Eric Early joins Graham Ledger on the "Daily Ledger" to discuss separation of powers in government. Early states that there are violations of the Constitution in this regard. He adds that Congress simply wants "to figure out a way to destroy a President". Ledger and Early also discuss the legalities involved in the rulings by Judge Brown and how it relates to the Executive branch of the government. They also discuss the political race between Eric Early and Adam Schiff. Ledger introduced Early in this topic by endorsing him as a Republican candidate.
Here is an excerpted transcript of the interview:
Ledger: Joining me now from Southern California attorney and congressional candidate for California district 28 which, by the way, is the seat currently held by a gentleman by the name of Adam Schiff, Eric Early. Eric we're going to talk about Adam Schiff in just a moment. But
first, this ruling from a constitutional perspective, I hear a lot of people say executive privilege. To me, it's a little bit of a higher order than that. It's the entire notion of separation of powers that's been built in the checks and balances, as some like to say, the curtains that exists between the article one branch the article 2 branch in the article three branches of government. This notion of separation of powers—if you have the article three branch on behalf of the article one branch compelling the article two branch to do something—this obliterates in my opinion—obliterates the entire notion of separation of powers.
Early: Well thanks for having me Graham. That's what's going on here. You know as everybody knows we're in this incredibly hyper political environment. And that's leading to violations of the Constitution or attempts to violate the Constitution in many areas. And this this partisan judge who was appointed by Barack Obama as Kellyanne Conway said, not surprisingly, is ordering basically Don McGahn to testify before Congress. And I believe that ruling is wrong and as Kellyanne said it's going to go up on appeal. And you have to protect the executive branch's ability to protect privileged information. In this case, information falls within the executive privilege from going out to Congress, especially in an environment where Congress really could care less about the merits. They just want to figure out a way to to destroy a

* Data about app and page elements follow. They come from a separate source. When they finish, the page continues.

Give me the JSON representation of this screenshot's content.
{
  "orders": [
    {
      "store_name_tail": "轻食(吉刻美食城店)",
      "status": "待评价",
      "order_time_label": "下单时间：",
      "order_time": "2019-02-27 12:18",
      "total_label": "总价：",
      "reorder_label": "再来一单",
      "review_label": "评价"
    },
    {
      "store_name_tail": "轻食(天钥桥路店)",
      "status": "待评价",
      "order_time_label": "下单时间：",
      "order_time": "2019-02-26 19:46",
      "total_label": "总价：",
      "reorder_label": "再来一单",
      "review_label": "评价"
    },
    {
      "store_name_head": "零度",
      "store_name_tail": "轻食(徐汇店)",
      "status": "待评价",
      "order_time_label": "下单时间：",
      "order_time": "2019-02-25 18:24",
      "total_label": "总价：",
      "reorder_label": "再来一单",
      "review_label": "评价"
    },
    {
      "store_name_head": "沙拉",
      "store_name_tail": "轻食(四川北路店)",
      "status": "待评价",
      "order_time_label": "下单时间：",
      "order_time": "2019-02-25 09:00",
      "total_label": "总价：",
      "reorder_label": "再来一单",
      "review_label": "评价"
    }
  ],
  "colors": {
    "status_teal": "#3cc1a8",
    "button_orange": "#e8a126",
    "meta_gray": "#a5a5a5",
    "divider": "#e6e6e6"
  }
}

President. So i'm glad it's going up on appeal and I hope and I believe that the next level of of the court
system will say that the President can assert this privilege and prevent McGahn from testifying.
Ledger: And defend the second that that's the entire notion of separation of powers which is crucial as the foundation—the Constitutional foundation—of this Republic. I want you to put your lawyer cap on, if you will, this judge this Ketanji Brown Jackson, appointed by Barack Obama, went to Harvard, not so coincidentally, and, also, by the way, if you remember, her name and it sounds familiar it's because she blocked earlier this year a Trump immigration deportation policy. But I want to kind of split hairs here because if you look at the ruling from the way I read it, she's compelling McGahn to appear but not necessarily compelling him to testify. And I know there is just a kind of a subtle difference there but in the
end, in terms of a legal matter, and I guess a constitutional and impeachment matter, there's a huge difference there, right. I mean you can be compelled to appear and then you know take the Fifth Amendment or claim executive privilege.
Early: Yeah among other things she's saying McGahn has to show up in front of Congress and every time he doesn't want to answer a question, assert the executive privilege or whatever privilege Mr. McGahn wants to take. And, no, that is not required by the law in cases when the executive, in this case, the President, asserts the executive privilege and says sorry Mr. McGahn is not showing up. He does not have to testify. So you know that's something is gonna have to be ruled on. But the President is well within his rights to do it. And one thing I'd say is you know look back in the day when Eric Holder refused to testify before Congress these Congressional subpoenas don't have the teeth that court subpoenas have and what we're dealing with here right now is a congressional subpoena. So you know we have to protect executive privilege. There's got to be a solid basis behind asserting the privilege, of course. But here we have the President and the Chief White House Counsel. They should be able to speak and their conversations should
be able to be the subject of executive privilege.
Ledger: And it's a Congressional subpoena that should be respected and honored if it doesn't violate the law. If it doesn't violate the United States Constitution and, oh by the way, as an attorney, I'm sure you would agree with me—cold day in hell that you would ever have the President of the United States appear
before Adam Schiff which leads me to the guy that you are opposing in Los Angeles.